As for if person is ready, I would say yes and no. They are ready in terms of technical knowledge, but they are not ready because of lack of practical experience of using that knowledge to actually build their own pages.
But that is exactly what those projects are supposed to give you, practical experience to help you stop “following instructions” and start “using your knowledge on your own”.
I do not know how those projects are meant to be completed, but I think that looking on example is bad idea and I would advice against it. I did same mistake and looked on example of tribute project, and my tribute page ended up looking extremely similar as a result.
Later I switched to doing projects while trying not to look on examples, and I would recommend to pretend there is no example at all, only list of requirements, I think it will help you to be more creative.
In my opinion if you will start of by trying to base your project on example, you will have trouble of learning on how to do things yourself and from scratch, which is skill you supposed to obtain at this stage I suppose.
I would start by first following step-by-step all requirements and creating page that fully passes test without any kind of content or looking good.
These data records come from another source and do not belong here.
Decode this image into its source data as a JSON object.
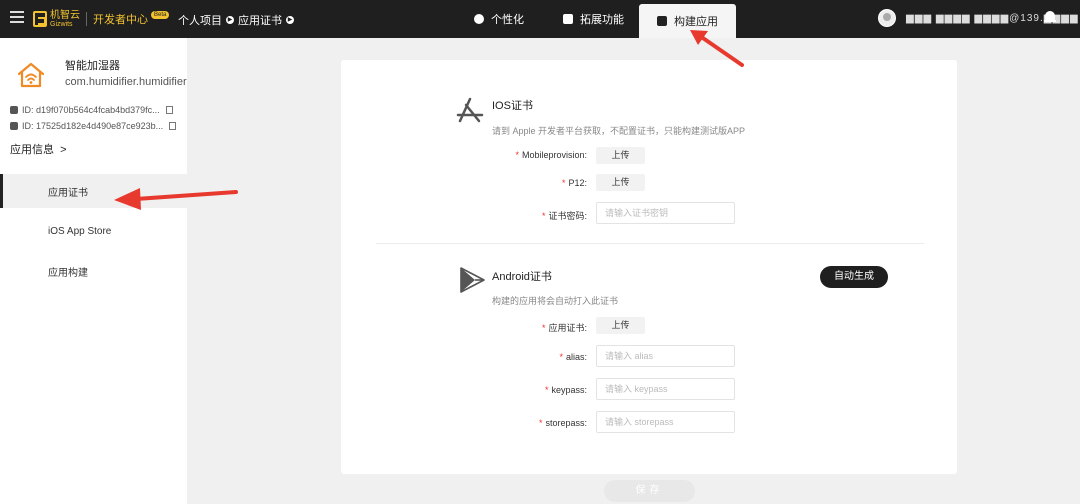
{
  "topbar": {
    "logo_cn": "机智云",
    "logo_en": "Gizwits",
    "dev_center": "开发者中心",
    "beta": "Beta",
    "crumbs": [
      "个人项目",
      "应用证书"
    ],
    "tabs": [
      {
        "label": "个性化",
        "icon": "palette-icon"
      },
      {
        "label": "拓展功能",
        "icon": "extension-icon"
      },
      {
        "label": "构建应用",
        "icon": "build-icon",
        "active": true
      }
    ],
    "username": "▆▆▆ ▆▆▆▆ ▆▆▆▆@139.▆▆▆▆"
  },
  "sidebar": {
    "app_name": "智能加湿器",
    "app_package": "com.humidifier.humidifier",
    "ios_id_label": "ID:",
    "ios_id": "d19f070b564c4fcab4bd379fc...",
    "android_id_label": "ID:",
    "android_id": "17525d182e4d490e87ce923b...",
    "app_info": "应用信息",
    "nav": [
      {
        "label": "应用证书",
        "active": true
      },
      {
        "label": "iOS App Store"
      },
      {
        "label": "应用构建"
      }
    ]
  },
  "ios": {
    "title": "IOS证书",
    "desc": "请到 Apple 开发者平台获取，不配置证书，只能构建测试版APP",
    "mobileprovision_label": "Mobileprovision:",
    "p12_label": "P12:",
    "password_label": "证书密码:",
    "password_placeholder": "请输入证书密钥",
    "upload_label": "上传"
  },
  "android": {
    "title": "Android证书",
    "desc": "构建的应用将会自动打入此证书",
    "auto_generate": "自动生成",
    "cert_label": "应用证书:",
    "alias_label": "alias:",
    "alias_placeholder": "请输入 alias",
    "keypass_label": "keypass:",
    "keypass_placeholder": "请输入 keypass",
    "storepass_label": "storepass:",
    "storepass_placeholder": "请输入 storepass",
    "upload_label": "上传"
  },
  "save_label": "保存",
  "colors": {
    "accent": "#f2c230",
    "dark": "#1f1f1f",
    "required": "#e33333",
    "annotation": "#e8392e"
  }
}
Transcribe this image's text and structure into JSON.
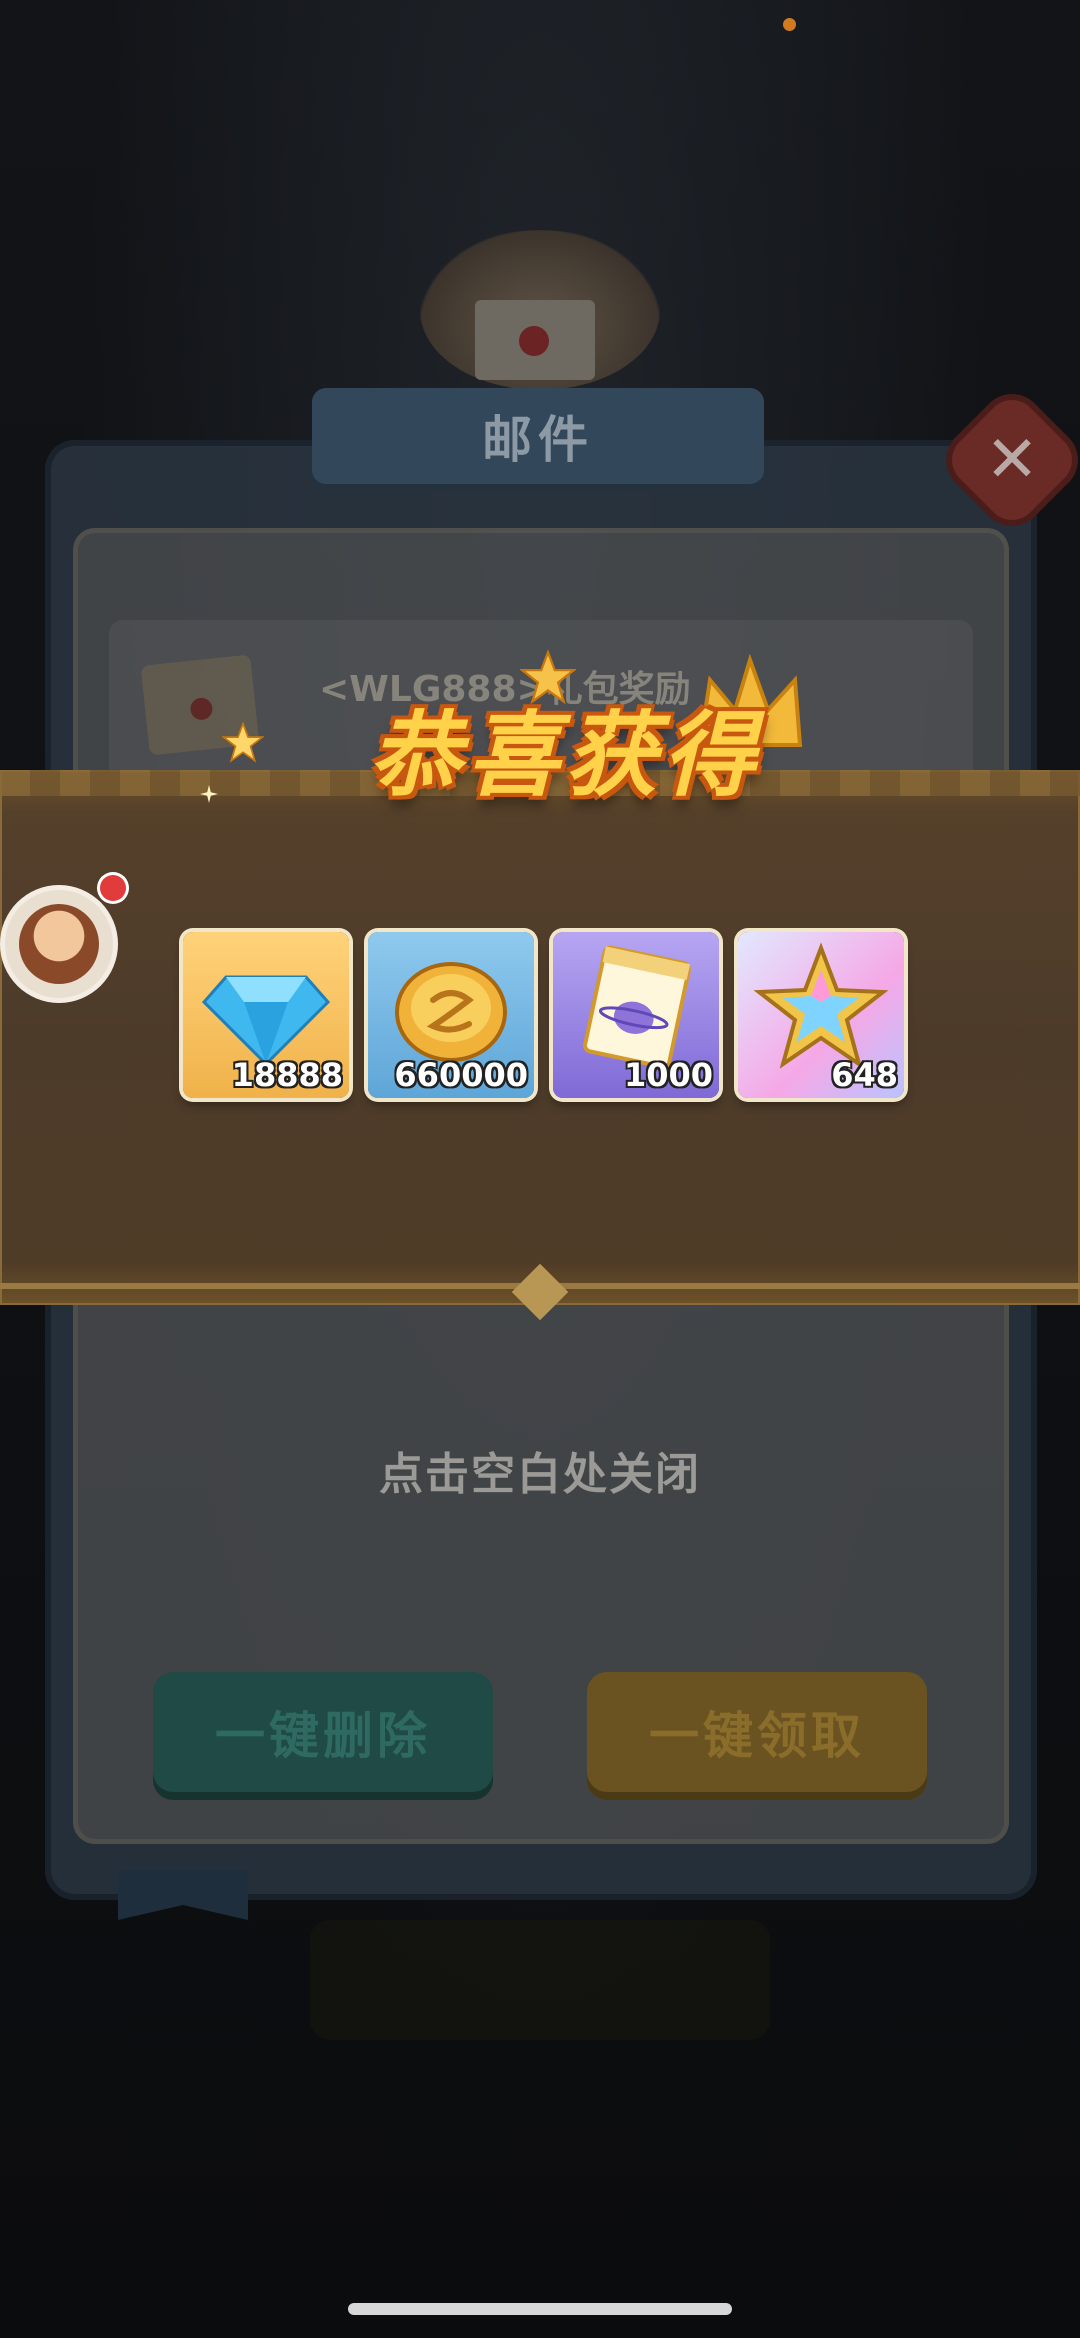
{
  "mail_dialog": {
    "title": "邮件",
    "close_symbol": "✕",
    "item_title": "<WLG888>礼包奖励",
    "hint": "点击空白处关闭",
    "delete_all_label": "一键删除",
    "claim_all_label": "一键领取"
  },
  "reward_popup": {
    "title": "恭喜获得",
    "items": [
      {
        "icon": "diamond-icon",
        "count": "18888"
      },
      {
        "icon": "gold-coin-icon",
        "count": "660000"
      },
      {
        "icon": "integral-ticket-icon",
        "count": "1000"
      },
      {
        "icon": "star-crystal-icon",
        "count": "648"
      }
    ]
  },
  "colors": {
    "title_fill": "#ffd24a",
    "title_outline": "#c8570f",
    "band": "#4d3b2a"
  }
}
Once you have technical pass, take note of what things are must have in this project, close that page and try to create project focusing on design and content now. Do not worry about it passing technical test and focus on design on this second iteration, and make it look the way you want without care for requirements.
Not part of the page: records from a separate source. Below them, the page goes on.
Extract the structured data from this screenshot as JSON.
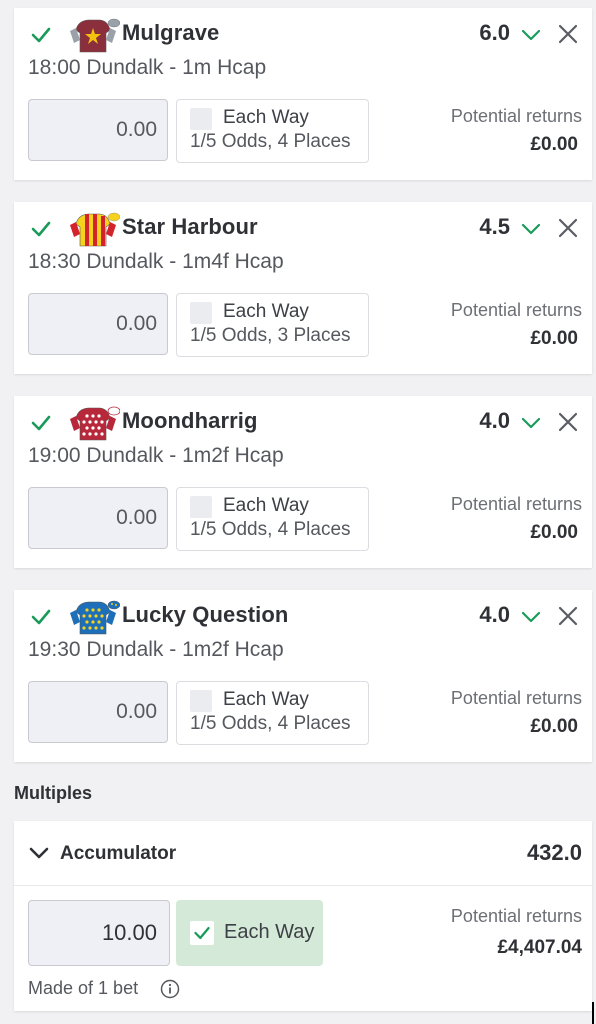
{
  "selections": [
    {
      "horse": "Mulgrave",
      "odds": "6.0",
      "race": "18:00 Dundalk - 1m Hcap",
      "stake": "0.00",
      "each_way_label": "Each Way",
      "each_way_terms": "1/5 Odds, 4 Places",
      "returns_label": "Potential returns",
      "returns_value": "£0.00",
      "silk_colors": [
        "#8c2f3d",
        "#f4c20d"
      ],
      "cap_color": "#9aa1a8"
    },
    {
      "horse": "Star Harbour",
      "odds": "4.5",
      "race": "18:30 Dundalk - 1m4f Hcap",
      "stake": "0.00",
      "each_way_label": "Each Way",
      "each_way_terms": "1/5 Odds, 3 Places",
      "returns_label": "Potential returns",
      "returns_value": "£0.00",
      "silk_colors": [
        "#f4d21d",
        "#d4232b"
      ],
      "cap_color": "#f4d21d"
    },
    {
      "horse": "Moondharrig",
      "odds": "4.0",
      "race": "19:00 Dundalk - 1m2f Hcap",
      "stake": "0.00",
      "each_way_label": "Each Way",
      "each_way_terms": "1/5 Odds, 4 Places",
      "returns_label": "Potential returns",
      "returns_value": "£0.00",
      "silk_colors": [
        "#b8283b",
        "#ffffff"
      ],
      "cap_color": "#ffffff"
    },
    {
      "horse": "Lucky Question",
      "odds": "4.0",
      "race": "19:30 Dundalk - 1m2f Hcap",
      "stake": "0.00",
      "each_way_label": "Each Way",
      "each_way_terms": "1/5 Odds, 4 Places",
      "returns_label": "Potential returns",
      "returns_value": "£0.00",
      "silk_colors": [
        "#1c6fb8",
        "#f4d21d"
      ],
      "cap_color": "#1c6fb8"
    }
  ],
  "multiples": {
    "heading": "Multiples",
    "accumulator": {
      "title": "Accumulator",
      "odds": "432.0",
      "stake": "10.00",
      "each_way_label": "Each Way",
      "each_way_checked": true,
      "returns_label": "Potential returns",
      "returns_value": "£4,407.04",
      "made_of": "Made of 1 bet"
    }
  },
  "colors": {
    "check_green": "#1a9b5a",
    "each_way_active_bg": "#d4e9d8"
  },
  "icons": {
    "checkbox": "check-icon",
    "odds_toggle": "chevron-down-icon",
    "remove": "close-icon",
    "info": "info-icon"
  }
}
Once you are satisfied with how it looks, come back to first project were you met technical requirements and work on making it look same way as your second project, without breaking core elements required for technical pass.
I think this workflow will be best suited for someone trying to learn.
And if you are unsure of where to start, just go look on tutorials from before. It also helps to have “top-down” approach, starting from bigger picture and moving to lesser details gradually.
For example, start by thinking about how page would look in general in terms of sections, and give sections different colors. Like if you are doing it in grid layout, just make something like this:
and here is same thing but after some iterations;
Basically work on general page layout and positioning first. And after you got that part the way you want, move down and work on components inside of bigger containers.
Once you moved down to level where there is nothing to move down anymore, fill containers with actual text and content to see how it all fits and work on how it is located. Keep all the crazy different colors for containers to see how it all works with each other. I see people starting to design their work from start and then wonder where it goes wrong and why something does not fit because they cant see it clearly, since they already started to design it and that hides some information about your containers.
And once you are satisfied with location of containers and layout, work on actual design and colors.
- Work on general page layout and make it look easy to understand by giving your containers
- Make sure that general layout is responsive and add @media rules at this stage
- Move down and work on layouts inside of those containers in same way;
- Fill it with content and work on positioning content and sizes;
- Remove placeholder colors and start designing
It can seem silly to start from colored boxes like in tutorial, but it will help you to start and do proper layout tremendously.
Well, anyway, take my advice with grain of salt, since I am coding person, not design one, my approach to it is somewhat technical I guess.
In any case, I would advice against looking on example before you tried your hand in doing it.